Also make it easy for your users! An easy way to get involved, make it clear what license you have, where and how decisions are made.
Sex, humor -- make it viral (refer to slides)
* Conferences, schools, meetups, nerd talks -- add occasions together when you are gonna be somewhere * How? Mostly it is a matter of asking
* find a good match for your project - Linuxfest for vol stuff, edu for edu, internships, etc. What is your goal? * Name Of Your Project banner -- professional is good, but there must be something * Aim generously - have resources available such as business cards, stickers, flyers, etc. * Three isn't a crowd -- single, lonely people aren't doing the job -- two or three are necessary * How to smile all day (no shit talk) - focus on your goal [Trolls: You have given this a lot of thought. Obviously I'm not going to change your mind. Thanks for coming by; goodbye. and walk away] * What do you say? (Standing, not sitting, and NOT on your laptop) ** Greeting with eye contact ** Question? ** Respond ** If appropriate, bring up your goal (elevator pitch) ** Always close positively ** New people: role-play stuff first (FAQ)
* Press releases: trigger your audience and alert journalists to something NEW (only when interesting changes happen) - send to your your press ML * Venn diagram - where your readers' interests intersect with YOUR interests * The Ws - Who, What, When, Where, Why (does your recipient care) * The inverted pyramid - Most Newsworthy in first sentence - important details - other general info/background * The lede/lead - the opening sentence gets the most attention, gets the readers to keep reading ** Start with facts or emotion. All five Ws should be in there.
- The Nutgraph: The paragraph that explains the whole thing "in a nutshell"
- Normally the second paragraph after the lead
- After the lead, provide facts. Keep language simple. 8 words max between subject and verb.
- Strong words, appropriate images, grammar, and focus on the important part.
- After it is ready:
- # Have someone read it.
- # Have someone else read it again.
- # Have someone edit it.
Email Announcements, Blags, Articles, etc
- Make it clear what is new
- Make it linkable
- Include website and project description
- Events, sprints, social events are good blog posts. Slow days give wider exposure!
- Find your competitor and figure out how to differentiate yourself.
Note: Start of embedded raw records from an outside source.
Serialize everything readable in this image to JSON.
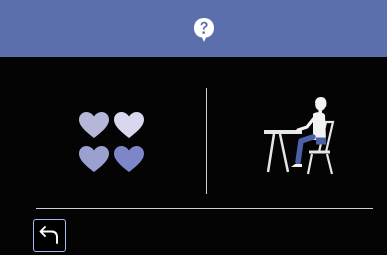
{
  "header": {
    "background": "#5c6fad",
    "help_icon": "question-bubble-icon"
  },
  "main": {
    "left_option_icon": "four-hearts-icon",
    "right_option_icon": "person-at-table-icon",
    "heart_colors": [
      "#b6b6d9",
      "#d7d7ed",
      "#9aa0d0",
      "#7d86c7"
    ]
  },
  "footer": {
    "back_icon": "back-arrow-icon",
    "accent": "#a8b8f0"
  }
}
- Wrong: "The GNOME version sucks."
- Never acknowledge your opponent
- A corporate identity
- Your project's color
- Your project's font
- Your project's logo
- Your project's feel